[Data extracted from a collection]
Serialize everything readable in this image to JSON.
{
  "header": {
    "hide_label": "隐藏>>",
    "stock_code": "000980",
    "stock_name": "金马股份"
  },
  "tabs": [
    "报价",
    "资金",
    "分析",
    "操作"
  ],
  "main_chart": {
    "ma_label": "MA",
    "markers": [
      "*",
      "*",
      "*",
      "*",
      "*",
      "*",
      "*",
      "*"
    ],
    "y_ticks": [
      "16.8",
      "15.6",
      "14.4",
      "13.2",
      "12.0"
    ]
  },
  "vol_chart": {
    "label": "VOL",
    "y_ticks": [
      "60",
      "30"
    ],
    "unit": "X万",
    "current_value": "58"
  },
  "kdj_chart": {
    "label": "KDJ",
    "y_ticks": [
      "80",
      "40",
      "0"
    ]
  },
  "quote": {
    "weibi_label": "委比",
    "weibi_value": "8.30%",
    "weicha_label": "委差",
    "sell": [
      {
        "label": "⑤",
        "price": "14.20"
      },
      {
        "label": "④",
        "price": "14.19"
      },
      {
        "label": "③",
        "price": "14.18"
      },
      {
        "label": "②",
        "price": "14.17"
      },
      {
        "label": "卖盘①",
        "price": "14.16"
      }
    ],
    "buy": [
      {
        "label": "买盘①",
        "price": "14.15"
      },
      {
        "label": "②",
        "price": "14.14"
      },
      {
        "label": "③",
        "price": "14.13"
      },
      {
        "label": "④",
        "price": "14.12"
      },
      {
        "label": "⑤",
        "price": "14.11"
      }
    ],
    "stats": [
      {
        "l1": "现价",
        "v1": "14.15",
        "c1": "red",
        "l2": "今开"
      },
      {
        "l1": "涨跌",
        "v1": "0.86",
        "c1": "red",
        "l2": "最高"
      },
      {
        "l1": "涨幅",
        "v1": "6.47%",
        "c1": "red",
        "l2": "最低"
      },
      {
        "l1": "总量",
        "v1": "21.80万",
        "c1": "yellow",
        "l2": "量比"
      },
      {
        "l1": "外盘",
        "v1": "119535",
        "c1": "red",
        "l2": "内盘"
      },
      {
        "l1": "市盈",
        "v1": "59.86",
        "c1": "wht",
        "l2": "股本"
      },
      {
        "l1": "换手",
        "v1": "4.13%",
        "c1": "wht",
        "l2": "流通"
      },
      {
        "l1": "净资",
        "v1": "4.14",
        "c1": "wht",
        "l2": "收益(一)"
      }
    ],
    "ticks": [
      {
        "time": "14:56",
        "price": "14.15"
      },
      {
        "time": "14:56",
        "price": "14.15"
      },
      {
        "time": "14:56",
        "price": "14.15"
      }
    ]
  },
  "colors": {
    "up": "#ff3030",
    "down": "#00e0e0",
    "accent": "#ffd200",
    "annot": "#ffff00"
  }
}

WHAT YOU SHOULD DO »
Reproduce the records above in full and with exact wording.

ANSWER FOR THIS EXERCISE »
Serialize everything readable in this image to JSON.
{
  "header": {
    "hide_label": "隐藏>>",
    "stock_code": "000980",
    "stock_name": "金马股份"
  },
  "tabs": [
    "报价",
    "资金",
    "分析",
    "操作"
  ],
  "main_chart": {
    "ma_label": "MA",
    "markers": [
      "*",
      "*",
      "*",
      "*",
      "*",
      "*",
      "*",
      "*"
    ],
    "y_ticks": [
      "16.8",
      "15.6",
      "14.4",
      "13.2",
      "12.0"
    ]
  },
  "vol_chart": {
    "label": "VOL",
    "y_ticks": [
      "60",
      "30"
    ],
    "unit": "X万",
    "current_value": "58"
  },
  "kdj_chart": {
    "label": "KDJ",
    "y_ticks": [
      "80",
      "40",
      "0"
    ]
  },
  "quote": {
    "weibi_label": "委比",
    "weibi_value": "8.30%",
    "weicha_label": "委差",
    "sell": [
      {
        "label": "⑤",
        "price": "14.20"
      },
      {
        "label": "④",
        "price": "14.19"
      },
      {
        "label": "③",
        "price": "14.18"
      },
      {
        "label": "②",
        "price": "14.17"
      },
      {
        "label": "卖盘①",
        "price": "14.16"
      }
    ],
    "buy": [
      {
        "label": "买盘①",
        "price": "14.15"
      },
      {
        "label": "②",
        "price": "14.14"
      },
      {
        "label": "③",
        "price": "14.13"
      },
      {
        "label": "④",
        "price": "14.12"
      },
      {
        "label": "⑤",
        "price": "14.11"
      }
    ],
    "stats": [
      {
        "l1": "现价",
        "v1": "14.15",
        "c1": "red",
        "l2": "今开"
      },
      {
        "l1": "涨跌",
        "v1": "0.86",
        "c1": "red",
        "l2": "最高"
      },
      {
        "l1": "涨幅",
        "v1": "6.47%",
        "c1": "red",
        "l2": "最低"
      },
      {
        "l1": "总量",
        "v1": "21.80万",
        "c1": "yellow",
        "l2": "量比"
      },
      {
        "l1": "外盘",
        "v1": "119535",
        "c1": "red",
        "l2": "内盘"
      },
      {
        "l1": "市盈",
        "v1": "59.86",
        "c1": "wht",
        "l2": "股本"
      },
      {
        "l1": "换手",
        "v1": "4.13%",
        "c1": "wht",
        "l2": "流通"
      },
      {
        "l1": "净资",
        "v1": "4.14",
        "c1": "wht",
        "l2": "收益(一)"
      }
    ],
    "ticks": [
      {
        "time": "14:56",
        "price": "14.15"
      },
      {
        "time": "14:56",
        "price": "14.15"
      },
      {
        "time": "14:56",
        "price": "14.15"
      }
    ]
  },
  "colors": {
    "up": "#ff3030",
    "down": "#00e0e0",
    "accent": "#ffd200",
    "annot": "#ffff00"
  }
}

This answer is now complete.